Conspiracy theorists say the United States, being extremely desperate to be the leading country in the space race, completely faked the first moon landing. Armstrong and Buzz Aldrin supposedly performed the landing on a discrete set, somewhere no one would find. There are a series of arguments to support this conspiracy.


In the film broadcasted to Americans, Aldrin was shown planting a waving American flag on the surface of the moon. The waving flag shows an obvious presence of wind. The only problem is that there’s absolutely no wind in space. NASA quickly contradicted this statement by saying this movement was the effect of Aldrin twisting and turning the flagpole into the moon soil. Another argument is the impact, or lack thereof, of the spacecraft. Anyone with common sense would recognize that when a large, and very heavy object lands on the moon, it should leave even a little evidence of impact on the surface. In the film and pictures there is zero evidence of any sort of collision made by the spacecraft. The next piece of evidence is the light source. Being in space, the only light source should be the sun. There were shadows of objects facing in several different directions. Believers of this theory say this can be explained by numerous light sources on the set.
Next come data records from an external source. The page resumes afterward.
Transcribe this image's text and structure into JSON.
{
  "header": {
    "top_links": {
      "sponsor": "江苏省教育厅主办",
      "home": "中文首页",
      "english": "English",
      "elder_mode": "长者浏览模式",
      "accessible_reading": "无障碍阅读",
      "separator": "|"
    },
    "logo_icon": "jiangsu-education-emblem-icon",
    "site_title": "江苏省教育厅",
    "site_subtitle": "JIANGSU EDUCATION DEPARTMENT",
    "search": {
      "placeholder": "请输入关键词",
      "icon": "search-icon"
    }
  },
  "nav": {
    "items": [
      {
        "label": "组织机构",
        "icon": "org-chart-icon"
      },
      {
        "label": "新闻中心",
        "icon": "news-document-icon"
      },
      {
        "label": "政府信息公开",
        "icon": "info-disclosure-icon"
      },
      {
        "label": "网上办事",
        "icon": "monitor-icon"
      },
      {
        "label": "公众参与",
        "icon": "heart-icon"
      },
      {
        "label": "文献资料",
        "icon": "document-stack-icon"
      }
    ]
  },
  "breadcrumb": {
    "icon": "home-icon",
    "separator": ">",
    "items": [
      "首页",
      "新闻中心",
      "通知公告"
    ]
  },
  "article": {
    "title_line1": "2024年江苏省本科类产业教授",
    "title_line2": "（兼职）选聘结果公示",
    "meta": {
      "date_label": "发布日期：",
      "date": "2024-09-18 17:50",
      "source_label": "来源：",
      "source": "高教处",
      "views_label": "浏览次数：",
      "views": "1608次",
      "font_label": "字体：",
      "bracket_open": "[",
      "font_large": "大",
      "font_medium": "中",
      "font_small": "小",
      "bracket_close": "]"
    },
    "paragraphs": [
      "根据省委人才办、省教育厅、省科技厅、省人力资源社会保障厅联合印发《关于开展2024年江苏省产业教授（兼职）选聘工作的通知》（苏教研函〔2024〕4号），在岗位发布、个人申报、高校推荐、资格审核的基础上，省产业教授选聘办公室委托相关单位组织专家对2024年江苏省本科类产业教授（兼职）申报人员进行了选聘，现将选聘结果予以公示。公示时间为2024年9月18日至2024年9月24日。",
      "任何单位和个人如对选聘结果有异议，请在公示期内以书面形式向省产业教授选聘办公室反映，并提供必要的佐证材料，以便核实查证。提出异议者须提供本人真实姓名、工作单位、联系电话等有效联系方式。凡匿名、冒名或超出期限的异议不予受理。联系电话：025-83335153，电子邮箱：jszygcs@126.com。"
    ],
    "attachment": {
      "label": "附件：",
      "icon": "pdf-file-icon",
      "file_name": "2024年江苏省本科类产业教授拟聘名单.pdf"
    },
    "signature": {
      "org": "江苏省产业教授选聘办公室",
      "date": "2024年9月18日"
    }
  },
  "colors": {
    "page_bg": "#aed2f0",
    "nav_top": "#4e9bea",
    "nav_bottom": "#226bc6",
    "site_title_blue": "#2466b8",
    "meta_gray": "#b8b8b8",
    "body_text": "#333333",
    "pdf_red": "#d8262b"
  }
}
The scary thing is, this isn’t the only information proving the supposed hoax. Many doubters may ask why NASA made so many mistakes. They should be extra careful to make it believable, right? However, these doubters have to remember Apollo 11 took place in the 60’s. They didn’t have high-tech equipment that modern society is so used to.


When watching the news, one is constantly exposed to tragedy, whether it’s war, shootings, or even a robbery. While viewing these unfortunate events, the news consistently interviews citizens who witnessed or were affected by them. However, news audiences started to see too many familiar faces. A girl will be an eye witness for a bombing. Then, a year or two later, the same girl will be interviewed for a mass shooting, and a couple more years down the road be a witness for another tragedy. Now, this girl could just have horrific luck, or she could be what conspiracy theorists call a crisis actor.
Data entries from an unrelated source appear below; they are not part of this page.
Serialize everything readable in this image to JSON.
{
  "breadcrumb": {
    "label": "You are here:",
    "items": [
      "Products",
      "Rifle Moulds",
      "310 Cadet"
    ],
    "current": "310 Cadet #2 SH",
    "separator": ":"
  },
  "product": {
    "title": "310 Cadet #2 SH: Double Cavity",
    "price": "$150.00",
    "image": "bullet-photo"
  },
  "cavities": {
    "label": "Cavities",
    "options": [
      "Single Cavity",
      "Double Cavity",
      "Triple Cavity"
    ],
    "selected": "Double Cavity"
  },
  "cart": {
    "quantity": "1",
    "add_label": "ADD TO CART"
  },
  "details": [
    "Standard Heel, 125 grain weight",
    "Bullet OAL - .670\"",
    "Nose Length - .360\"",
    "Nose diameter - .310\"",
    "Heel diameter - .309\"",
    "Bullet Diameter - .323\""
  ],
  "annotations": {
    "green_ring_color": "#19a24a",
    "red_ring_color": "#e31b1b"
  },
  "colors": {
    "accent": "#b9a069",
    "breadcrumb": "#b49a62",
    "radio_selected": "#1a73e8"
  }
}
A crisis actor is a professional actor hired by the government or mainstream media to fool the public with a scene of trauma and distress. Believers of the theory claim these organizations hire these actors because these disasters are all staged. Some say these people are simply hired to make the disaster appear more dramatic than it actually is. Either way, the thought is quite alarming and makes you question the honesty of mainstream media.


Whether you’re practically a certified conspiracy theorist or you didn’t know people actually believed in these, you can’t deny how eerie conspiracies can make one feel. The idea of being lied to by people you trust or something as crazy as parallel universes is a scary thought. It’s encouraged that next time a theory comes up, don’t just dismiss it. If you find it to be interesting, take the time to do a little research. You never know how much of a “theory” something is.